Business Systems Challenges Facing SMEs
By Robert O’Carroll
Late on a recent Friday afternoon our sales manager walked briskly into my office.
“Can you check the materials for this?” he asked, upon handing me a PO. The rush order had just arrived by fax, but what was more remarkable to me was the handwritten order lines. This event triggered all sorts of thoughts for me, not least of which is how is this multi-million dollar business achieving profitability if hand-written orders are representative of its business systems?
My own experience in manufacturing provided me with somewhat of an explanation of how work practices fail to move with the times. In my previous job working for a multinational company with blue-chip OEMs as customers, I was exposed to a constantly evolving work landscape, especially in terms of IT and software. Training and investment accompanied each new installation.
Now working for a small business with a disparate customer base of predominantly SMEs, my experience is very different. In a small business each person covers multiple roles and in doing so can compromise maintaining advanced level knowledge in specific areas. For the business, it is very difficult to remain abreast of industry trends and developments not having a subject expert on staff.

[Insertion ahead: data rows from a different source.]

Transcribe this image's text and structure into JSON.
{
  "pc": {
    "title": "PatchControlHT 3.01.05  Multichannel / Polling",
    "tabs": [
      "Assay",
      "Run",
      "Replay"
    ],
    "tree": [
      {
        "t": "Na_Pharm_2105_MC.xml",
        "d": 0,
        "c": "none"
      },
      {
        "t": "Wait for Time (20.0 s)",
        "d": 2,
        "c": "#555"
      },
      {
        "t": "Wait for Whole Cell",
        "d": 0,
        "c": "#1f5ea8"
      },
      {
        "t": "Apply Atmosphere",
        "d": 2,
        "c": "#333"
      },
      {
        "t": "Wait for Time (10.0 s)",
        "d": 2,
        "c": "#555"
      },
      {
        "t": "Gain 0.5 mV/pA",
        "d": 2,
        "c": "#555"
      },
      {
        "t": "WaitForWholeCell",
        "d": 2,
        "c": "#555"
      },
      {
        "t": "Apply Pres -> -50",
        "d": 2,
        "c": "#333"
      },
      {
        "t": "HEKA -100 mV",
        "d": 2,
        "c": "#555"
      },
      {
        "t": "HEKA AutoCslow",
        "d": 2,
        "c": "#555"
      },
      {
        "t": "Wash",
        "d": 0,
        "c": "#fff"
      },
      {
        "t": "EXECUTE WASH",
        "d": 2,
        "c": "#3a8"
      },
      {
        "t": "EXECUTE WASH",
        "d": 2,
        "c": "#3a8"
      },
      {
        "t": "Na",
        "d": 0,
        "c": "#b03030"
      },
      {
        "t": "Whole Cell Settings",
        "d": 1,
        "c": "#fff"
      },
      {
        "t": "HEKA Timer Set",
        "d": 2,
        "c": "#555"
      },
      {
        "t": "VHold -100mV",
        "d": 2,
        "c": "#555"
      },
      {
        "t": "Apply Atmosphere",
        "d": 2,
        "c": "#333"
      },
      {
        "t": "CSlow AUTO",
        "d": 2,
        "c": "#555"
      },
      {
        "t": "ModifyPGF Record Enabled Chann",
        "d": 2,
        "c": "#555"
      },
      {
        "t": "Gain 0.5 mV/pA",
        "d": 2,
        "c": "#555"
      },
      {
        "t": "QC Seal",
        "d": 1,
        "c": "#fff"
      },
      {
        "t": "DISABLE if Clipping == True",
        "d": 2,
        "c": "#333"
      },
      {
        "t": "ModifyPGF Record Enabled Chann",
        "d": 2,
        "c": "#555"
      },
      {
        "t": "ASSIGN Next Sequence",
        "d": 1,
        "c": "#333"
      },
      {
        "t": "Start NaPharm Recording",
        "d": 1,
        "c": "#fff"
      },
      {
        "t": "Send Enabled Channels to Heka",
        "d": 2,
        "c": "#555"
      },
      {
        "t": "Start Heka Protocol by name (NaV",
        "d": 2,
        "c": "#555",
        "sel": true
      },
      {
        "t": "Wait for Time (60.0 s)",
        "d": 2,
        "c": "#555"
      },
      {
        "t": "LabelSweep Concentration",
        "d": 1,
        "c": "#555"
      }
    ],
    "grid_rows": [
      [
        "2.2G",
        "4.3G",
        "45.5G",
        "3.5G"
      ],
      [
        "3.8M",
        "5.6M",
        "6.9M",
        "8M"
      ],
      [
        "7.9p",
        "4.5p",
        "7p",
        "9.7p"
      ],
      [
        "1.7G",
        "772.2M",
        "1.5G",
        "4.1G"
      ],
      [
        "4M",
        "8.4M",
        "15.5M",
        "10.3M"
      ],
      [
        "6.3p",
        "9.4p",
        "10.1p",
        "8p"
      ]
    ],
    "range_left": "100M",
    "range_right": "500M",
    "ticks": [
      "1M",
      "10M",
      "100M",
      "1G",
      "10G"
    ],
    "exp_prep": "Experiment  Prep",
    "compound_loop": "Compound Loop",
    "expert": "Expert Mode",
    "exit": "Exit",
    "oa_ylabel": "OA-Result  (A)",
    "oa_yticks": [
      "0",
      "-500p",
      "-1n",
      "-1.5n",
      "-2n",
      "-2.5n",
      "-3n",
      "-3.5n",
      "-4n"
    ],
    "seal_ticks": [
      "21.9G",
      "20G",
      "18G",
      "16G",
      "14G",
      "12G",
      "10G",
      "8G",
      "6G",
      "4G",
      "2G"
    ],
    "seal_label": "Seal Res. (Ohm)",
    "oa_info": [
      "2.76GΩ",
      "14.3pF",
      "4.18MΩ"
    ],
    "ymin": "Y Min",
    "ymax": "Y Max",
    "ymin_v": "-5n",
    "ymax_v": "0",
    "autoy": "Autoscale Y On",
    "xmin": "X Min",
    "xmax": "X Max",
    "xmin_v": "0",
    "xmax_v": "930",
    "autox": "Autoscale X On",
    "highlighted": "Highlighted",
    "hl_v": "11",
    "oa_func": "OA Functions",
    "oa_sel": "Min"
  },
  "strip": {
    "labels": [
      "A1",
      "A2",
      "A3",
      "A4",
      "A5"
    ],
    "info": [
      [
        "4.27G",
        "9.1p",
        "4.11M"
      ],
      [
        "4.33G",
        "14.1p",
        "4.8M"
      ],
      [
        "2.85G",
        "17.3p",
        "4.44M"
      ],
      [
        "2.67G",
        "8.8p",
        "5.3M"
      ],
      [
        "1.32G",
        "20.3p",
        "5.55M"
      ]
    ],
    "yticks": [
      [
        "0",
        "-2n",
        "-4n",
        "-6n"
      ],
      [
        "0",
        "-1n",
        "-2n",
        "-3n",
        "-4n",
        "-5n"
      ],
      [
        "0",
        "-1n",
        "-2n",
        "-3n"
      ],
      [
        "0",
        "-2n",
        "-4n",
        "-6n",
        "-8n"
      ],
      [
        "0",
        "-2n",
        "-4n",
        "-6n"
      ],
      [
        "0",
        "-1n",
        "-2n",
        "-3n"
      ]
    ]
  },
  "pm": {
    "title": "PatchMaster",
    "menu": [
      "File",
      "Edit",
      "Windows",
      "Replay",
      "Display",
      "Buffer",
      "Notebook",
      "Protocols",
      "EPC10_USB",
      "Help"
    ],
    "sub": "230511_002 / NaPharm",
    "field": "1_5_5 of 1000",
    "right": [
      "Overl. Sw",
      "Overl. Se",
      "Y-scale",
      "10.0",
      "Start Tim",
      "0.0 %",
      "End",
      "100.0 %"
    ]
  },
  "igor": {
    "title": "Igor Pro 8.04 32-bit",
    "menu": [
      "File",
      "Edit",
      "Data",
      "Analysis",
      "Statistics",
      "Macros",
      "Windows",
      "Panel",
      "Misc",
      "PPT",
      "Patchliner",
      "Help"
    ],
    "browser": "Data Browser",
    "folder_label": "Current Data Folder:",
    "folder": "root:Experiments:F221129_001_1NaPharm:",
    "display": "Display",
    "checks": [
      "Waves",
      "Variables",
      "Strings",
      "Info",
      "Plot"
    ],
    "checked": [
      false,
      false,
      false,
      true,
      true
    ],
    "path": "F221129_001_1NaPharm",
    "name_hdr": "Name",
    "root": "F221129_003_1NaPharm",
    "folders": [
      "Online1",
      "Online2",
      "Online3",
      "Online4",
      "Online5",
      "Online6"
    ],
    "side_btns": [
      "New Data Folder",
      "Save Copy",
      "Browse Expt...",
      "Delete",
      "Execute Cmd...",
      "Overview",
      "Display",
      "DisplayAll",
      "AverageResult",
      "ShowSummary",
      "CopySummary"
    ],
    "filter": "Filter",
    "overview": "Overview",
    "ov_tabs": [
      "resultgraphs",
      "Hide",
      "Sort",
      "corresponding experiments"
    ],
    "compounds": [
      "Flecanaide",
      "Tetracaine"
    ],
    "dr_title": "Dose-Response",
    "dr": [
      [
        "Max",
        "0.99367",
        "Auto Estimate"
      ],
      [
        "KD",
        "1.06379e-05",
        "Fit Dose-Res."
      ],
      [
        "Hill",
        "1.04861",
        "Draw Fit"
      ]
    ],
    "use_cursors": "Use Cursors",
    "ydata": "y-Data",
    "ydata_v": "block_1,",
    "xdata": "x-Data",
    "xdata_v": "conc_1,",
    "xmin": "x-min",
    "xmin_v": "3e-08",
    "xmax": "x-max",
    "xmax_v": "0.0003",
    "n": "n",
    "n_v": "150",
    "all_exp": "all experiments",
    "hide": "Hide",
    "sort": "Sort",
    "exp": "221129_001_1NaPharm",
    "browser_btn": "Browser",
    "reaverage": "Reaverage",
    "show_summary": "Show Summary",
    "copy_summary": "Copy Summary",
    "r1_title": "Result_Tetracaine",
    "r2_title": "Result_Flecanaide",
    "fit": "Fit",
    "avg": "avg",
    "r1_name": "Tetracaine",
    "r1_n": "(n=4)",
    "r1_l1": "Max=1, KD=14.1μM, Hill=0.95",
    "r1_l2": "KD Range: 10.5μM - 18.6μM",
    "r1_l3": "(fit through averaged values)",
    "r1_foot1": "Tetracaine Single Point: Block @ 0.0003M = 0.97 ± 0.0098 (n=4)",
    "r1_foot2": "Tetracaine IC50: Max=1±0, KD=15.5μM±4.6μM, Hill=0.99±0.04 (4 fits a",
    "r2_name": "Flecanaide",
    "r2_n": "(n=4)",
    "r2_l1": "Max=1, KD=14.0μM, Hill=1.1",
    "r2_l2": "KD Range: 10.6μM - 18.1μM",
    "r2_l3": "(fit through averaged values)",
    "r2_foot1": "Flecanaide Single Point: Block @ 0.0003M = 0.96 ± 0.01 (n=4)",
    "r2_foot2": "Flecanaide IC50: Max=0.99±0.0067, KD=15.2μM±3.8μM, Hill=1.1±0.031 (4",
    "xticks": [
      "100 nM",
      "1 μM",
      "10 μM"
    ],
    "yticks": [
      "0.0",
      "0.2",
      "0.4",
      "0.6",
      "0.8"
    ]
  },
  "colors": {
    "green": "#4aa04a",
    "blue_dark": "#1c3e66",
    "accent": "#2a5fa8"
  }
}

With increasing complexity, the norm for IT network infrastructure and key software such the ERP system, as well as other areas, the need for subject matter experts continues to grow. Also, creating the time to critically evaluate existing practices and research the next steps is an ever-present challenge.
These challenges present a significant market and opportunity for businesses that can provide solutions. A win-win scenario is conceivable whereby SMEs improve their profitability and agility by modernizing their business practices and availing of the ever growing range of products available. Vendors of software and other products oriented towards streamlining business processes have a large, relatively untapped market.
However, accessing this market will not be easy. Many SMEs do not recognize that their processes are dated and are often focused primarily on manufacturing and shipping their own product. The awareness that improving business processes can boost profitability at a greater rate than iterative product development frequently does not exist. Also, change often comes slowly. If a process works why change it?
For example, payments by cheque are more common than wire transfer or electronic transactions (transaction charges and cash flow management, though, may influence this). Additionally, when sourcing a service or product the range of offerings can be daunting. Determining which products meet the requirements or even, which of the many vendors will be around in five years’ time, requires a significant procurement effort for a topic that for many is not a priority.
For most of us in manufacturing there will be increased competition, erosion of margins, which will be a catalyst for change. Not all businesses can afford to wait that long. For vendors the first challenge is to assist the customer to realize that they have a problem and to articulate it in terms of a real impact to their bottom line. Providers who can effectively present and breakdown solutions into simple terms will have an advantage. The ability to implement and demonstrate success quickly will be a differentiator.
SMEs, free of the bureaucracy of larger companies have the capacity to adopt new systems quickly, but can have resource and skill constraints. Vendors will likely lead installation activities and customer support will need to be strong.
There must be awareness that the needs of an SME customer are very different to those of larger businesses with mature IT organizations internally. For the provider who can convince the business owner that handwriting PO lines is a scenario he needs to move beyond, who can explain in simple terms the alternative, and implement and support a user-friendly solution the market potential is huge.